Goal of the exercise: Set down the full listing that follows, word for word.

Input:

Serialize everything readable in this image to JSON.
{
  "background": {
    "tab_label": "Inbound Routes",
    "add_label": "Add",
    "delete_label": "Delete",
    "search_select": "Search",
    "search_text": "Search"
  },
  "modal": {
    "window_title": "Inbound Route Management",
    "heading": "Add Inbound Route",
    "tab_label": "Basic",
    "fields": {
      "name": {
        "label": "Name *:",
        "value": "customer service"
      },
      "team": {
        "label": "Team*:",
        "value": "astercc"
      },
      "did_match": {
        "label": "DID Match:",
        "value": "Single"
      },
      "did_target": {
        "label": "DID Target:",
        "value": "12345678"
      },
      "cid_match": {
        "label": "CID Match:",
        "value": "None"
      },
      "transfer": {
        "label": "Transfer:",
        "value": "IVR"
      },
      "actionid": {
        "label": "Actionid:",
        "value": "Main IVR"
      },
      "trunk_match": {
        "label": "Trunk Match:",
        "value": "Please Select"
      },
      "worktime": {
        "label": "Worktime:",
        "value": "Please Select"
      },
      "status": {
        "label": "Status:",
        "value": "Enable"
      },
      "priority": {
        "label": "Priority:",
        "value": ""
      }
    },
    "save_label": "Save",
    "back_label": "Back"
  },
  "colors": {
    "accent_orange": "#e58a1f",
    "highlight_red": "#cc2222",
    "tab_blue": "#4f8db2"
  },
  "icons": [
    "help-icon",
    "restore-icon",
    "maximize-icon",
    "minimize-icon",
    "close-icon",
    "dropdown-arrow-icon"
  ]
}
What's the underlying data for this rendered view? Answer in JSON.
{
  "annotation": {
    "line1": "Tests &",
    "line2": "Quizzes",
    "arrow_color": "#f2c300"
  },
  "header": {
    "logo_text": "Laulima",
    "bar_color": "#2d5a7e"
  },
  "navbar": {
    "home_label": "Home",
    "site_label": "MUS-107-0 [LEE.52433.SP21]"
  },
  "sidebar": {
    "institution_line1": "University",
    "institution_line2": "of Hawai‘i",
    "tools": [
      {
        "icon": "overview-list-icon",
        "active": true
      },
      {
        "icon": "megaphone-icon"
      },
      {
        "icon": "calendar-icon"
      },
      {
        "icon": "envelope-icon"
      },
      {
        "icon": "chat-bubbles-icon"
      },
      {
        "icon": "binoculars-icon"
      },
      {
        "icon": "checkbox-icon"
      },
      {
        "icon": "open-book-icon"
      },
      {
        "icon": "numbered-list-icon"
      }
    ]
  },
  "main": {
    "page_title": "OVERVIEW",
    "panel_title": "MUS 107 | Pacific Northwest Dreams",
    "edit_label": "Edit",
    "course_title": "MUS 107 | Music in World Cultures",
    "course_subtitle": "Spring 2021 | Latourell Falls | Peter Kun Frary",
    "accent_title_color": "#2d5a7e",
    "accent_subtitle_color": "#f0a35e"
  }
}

Exercise response:
Serialize everything readable in this image to JSON.
{
  "background": {
    "tab_label": "Inbound Routes",
    "add_label": "Add",
    "delete_label": "Delete",
    "search_select": "Search",
    "search_text": "Search"
  },
  "modal": {
    "window_title": "Inbound Route Management",
    "heading": "Add Inbound Route",
    "tab_label": "Basic",
    "fields": {
      "name": {
        "label": "Name *:",
        "value": "customer service"
      },
      "team": {
        "label": "Team*:",
        "value": "astercc"
      },
      "did_match": {
        "label": "DID Match:",
        "value": "Single"
      },
      "did_target": {
        "label": "DID Target:",
        "value": "12345678"
      },
      "cid_match": {
        "label": "CID Match:",
        "value": "None"
      },
      "transfer": {
        "label": "Transfer:",
        "value": "IVR"
      },
      "actionid": {
        "label": "Actionid:",
        "value": "Main IVR"
      },
      "trunk_match": {
        "label": "Trunk Match:",
        "value": "Please Select"
      },
      "worktime": {
        "label": "Worktime:",
        "value": "Please Select"
      },
      "status": {
        "label": "Status:",
        "value": "Enable"
      },
      "priority": {
        "label": "Priority:",
        "value": ""
      }
    },
    "save_label": "Save",
    "back_label": "Back"
  },
  "colors": {
    "accent_orange": "#e58a1f",
    "highlight_red": "#cc2222",
    "tab_blue": "#4f8db2"
  },
  "icons": [
    "help-icon",
    "restore-icon",
    "maximize-icon",
    "minimize-icon",
    "close-icon",
    "dropdown-arrow-icon"
  ]
}
What's the underlying data for this rendered view? Answer in JSON.
{
  "annotation": {
    "line1": "Tests &",
    "line2": "Quizzes",
    "arrow_color": "#f2c300"
  },
  "header": {
    "logo_text": "Laulima",
    "bar_color": "#2d5a7e"
  },
  "navbar": {
    "home_label": "Home",
    "site_label": "MUS-107-0 [LEE.52433.SP21]"
  },
  "sidebar": {
    "institution_line1": "University",
    "institution_line2": "of Hawai‘i",
    "tools": [
      {
        "icon": "overview-list-icon",
        "active": true
      },
      {
        "icon": "megaphone-icon"
      },
      {
        "icon": "calendar-icon"
      },
      {
        "icon": "envelope-icon"
      },
      {
        "icon": "chat-bubbles-icon"
      },
      {
        "icon": "binoculars-icon"
      },
      {
        "icon": "checkbox-icon"
      },
      {
        "icon": "open-book-icon"
      },
      {
        "icon": "numbered-list-icon"
      }
    ]
  },
  "main": {
    "page_title": "OVERVIEW",
    "panel_title": "MUS 107 | Pacific Northwest Dreams",
    "edit_label": "Edit",
    "course_title": "MUS 107 | Music in World Cultures",
    "course_subtitle": "Spring 2021 | Latourell Falls | Peter Kun Frary",
    "accent_title_color": "#2d5a7e",
    "accent_subtitle_color": "#f0a35e"
  }
}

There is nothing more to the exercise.